>>>>

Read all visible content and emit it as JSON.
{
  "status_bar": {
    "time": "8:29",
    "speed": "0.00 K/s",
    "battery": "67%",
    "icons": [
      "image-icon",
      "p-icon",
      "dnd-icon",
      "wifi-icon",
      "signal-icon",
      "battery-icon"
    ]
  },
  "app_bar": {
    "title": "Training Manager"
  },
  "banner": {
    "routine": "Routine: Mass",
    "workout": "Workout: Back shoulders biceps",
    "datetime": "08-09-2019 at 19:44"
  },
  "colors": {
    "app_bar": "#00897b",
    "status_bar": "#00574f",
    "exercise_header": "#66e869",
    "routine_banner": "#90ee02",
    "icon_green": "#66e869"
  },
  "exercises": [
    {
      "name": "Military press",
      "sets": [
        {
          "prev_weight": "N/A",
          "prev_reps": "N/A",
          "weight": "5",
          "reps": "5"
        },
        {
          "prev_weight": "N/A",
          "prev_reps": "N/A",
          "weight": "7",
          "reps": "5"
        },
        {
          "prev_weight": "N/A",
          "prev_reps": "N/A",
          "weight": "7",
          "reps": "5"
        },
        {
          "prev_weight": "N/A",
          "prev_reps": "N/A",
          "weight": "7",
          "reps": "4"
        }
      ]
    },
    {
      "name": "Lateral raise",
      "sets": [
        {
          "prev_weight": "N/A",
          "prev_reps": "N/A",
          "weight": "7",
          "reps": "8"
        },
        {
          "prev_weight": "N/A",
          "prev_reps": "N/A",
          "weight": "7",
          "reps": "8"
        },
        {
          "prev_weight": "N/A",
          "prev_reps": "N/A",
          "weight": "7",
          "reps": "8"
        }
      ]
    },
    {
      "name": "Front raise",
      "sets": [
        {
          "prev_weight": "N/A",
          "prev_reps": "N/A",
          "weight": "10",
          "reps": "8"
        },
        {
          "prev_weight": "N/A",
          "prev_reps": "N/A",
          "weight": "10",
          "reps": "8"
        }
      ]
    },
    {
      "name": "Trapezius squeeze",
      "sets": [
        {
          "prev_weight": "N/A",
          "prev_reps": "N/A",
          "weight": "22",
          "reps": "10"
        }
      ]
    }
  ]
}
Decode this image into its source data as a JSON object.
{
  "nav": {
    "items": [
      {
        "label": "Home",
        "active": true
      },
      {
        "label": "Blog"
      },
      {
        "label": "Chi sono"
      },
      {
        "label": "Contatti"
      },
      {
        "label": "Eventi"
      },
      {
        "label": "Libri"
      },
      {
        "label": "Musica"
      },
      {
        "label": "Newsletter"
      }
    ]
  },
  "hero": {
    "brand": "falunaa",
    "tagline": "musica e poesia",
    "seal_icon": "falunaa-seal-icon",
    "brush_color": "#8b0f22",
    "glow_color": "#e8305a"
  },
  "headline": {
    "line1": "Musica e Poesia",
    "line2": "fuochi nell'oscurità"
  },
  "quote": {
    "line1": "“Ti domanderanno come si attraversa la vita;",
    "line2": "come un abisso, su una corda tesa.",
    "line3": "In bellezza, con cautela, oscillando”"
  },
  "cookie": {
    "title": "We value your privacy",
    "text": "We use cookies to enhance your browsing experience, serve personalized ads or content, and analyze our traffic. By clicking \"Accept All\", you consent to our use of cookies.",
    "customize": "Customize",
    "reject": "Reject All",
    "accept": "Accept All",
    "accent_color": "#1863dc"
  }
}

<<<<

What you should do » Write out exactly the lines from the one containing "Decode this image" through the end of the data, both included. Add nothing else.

Answer for this exercise »
Decode this image into its source data as a JSON object.
{
  "nav": {
    "items": [
      {
        "label": "Home",
        "active": true
      },
      {
        "label": "Blog"
      },
      {
        "label": "Chi sono"
      },
      {
        "label": "Contatti"
      },
      {
        "label": "Eventi"
      },
      {
        "label": "Libri"
      },
      {
        "label": "Musica"
      },
      {
        "label": "Newsletter"
      }
    ]
  },
  "hero": {
    "brand": "falunaa",
    "tagline": "musica e poesia",
    "seal_icon": "falunaa-seal-icon",
    "brush_color": "#8b0f22",
    "glow_color": "#e8305a"
  },
  "headline": {
    "line1": "Musica e Poesia",
    "line2": "fuochi nell'oscurità"
  },
  "quote": {
    "line1": "“Ti domanderanno come si attraversa la vita;",
    "line2": "come un abisso, su una corda tesa.",
    "line3": "In bellezza, con cautela, oscillando”"
  },
  "cookie": {
    "title": "We value your privacy",
    "text": "We use cookies to enhance your browsing experience, serve personalized ads or content, and analyze our traffic. By clicking \"Accept All\", you consent to our use of cookies.",
    "customize": "Customize",
    "reject": "Reject All",
    "accept": "Accept All",
    "accent_color": "#1863dc"
  }
}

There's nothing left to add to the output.